*** Records supplied
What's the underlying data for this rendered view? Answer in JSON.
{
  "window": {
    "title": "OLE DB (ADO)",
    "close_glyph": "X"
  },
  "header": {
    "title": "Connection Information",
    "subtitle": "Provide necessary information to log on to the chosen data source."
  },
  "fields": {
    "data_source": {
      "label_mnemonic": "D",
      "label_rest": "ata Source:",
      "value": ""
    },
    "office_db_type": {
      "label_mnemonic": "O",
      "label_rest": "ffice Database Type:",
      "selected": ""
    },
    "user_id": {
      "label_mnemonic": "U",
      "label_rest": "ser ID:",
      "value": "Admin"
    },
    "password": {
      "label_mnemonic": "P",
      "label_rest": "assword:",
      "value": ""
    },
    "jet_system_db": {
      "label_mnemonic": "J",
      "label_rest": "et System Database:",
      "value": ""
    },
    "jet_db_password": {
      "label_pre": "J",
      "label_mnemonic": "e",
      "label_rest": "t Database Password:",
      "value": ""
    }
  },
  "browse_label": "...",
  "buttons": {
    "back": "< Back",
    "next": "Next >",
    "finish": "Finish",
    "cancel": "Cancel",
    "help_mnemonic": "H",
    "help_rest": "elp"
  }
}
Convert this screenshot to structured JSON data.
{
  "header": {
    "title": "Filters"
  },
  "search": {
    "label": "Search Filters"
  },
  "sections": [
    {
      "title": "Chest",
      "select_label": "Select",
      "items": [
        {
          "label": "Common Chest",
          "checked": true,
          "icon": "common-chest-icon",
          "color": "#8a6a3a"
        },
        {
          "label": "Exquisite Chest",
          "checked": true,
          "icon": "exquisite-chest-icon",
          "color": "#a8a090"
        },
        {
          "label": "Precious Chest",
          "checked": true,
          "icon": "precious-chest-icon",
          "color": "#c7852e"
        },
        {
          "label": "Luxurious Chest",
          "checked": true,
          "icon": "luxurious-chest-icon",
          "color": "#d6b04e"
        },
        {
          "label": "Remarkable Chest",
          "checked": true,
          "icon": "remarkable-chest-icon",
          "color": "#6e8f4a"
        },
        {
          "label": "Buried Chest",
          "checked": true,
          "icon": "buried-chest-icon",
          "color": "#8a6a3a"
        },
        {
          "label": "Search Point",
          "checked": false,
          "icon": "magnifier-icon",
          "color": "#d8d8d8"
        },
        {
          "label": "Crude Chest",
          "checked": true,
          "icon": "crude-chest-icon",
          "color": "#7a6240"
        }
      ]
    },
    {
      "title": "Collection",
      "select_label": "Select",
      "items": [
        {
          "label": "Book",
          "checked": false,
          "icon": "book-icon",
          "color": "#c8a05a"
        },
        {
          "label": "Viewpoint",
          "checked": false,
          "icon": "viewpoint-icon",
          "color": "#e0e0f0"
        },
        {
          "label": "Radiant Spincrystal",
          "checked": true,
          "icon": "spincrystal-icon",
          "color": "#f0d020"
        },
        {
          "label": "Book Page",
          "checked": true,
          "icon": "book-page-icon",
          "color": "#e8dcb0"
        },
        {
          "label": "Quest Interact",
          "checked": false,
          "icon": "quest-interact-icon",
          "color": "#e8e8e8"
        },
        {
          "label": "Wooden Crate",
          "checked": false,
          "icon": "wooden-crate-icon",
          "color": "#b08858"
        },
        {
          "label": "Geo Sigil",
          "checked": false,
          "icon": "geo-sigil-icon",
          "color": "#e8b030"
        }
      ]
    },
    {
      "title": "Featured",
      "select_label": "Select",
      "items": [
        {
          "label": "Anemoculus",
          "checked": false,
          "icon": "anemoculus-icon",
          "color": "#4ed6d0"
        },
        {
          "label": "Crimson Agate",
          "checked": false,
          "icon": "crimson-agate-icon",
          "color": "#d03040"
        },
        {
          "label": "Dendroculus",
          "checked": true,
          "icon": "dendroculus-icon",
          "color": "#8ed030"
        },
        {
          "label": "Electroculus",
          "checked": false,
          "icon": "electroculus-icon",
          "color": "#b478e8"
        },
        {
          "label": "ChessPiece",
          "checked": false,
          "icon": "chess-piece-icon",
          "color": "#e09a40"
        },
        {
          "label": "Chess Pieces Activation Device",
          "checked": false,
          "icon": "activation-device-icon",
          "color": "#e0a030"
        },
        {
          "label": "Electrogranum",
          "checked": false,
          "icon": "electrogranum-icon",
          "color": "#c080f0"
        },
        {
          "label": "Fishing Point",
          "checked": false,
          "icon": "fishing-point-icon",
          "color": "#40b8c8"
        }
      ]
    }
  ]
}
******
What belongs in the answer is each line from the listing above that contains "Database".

● **Answer box**:
      "label_rest": "ffice Database Type:",
      "label_rest": "et System Database:",
      "label_rest": "t Database Password:",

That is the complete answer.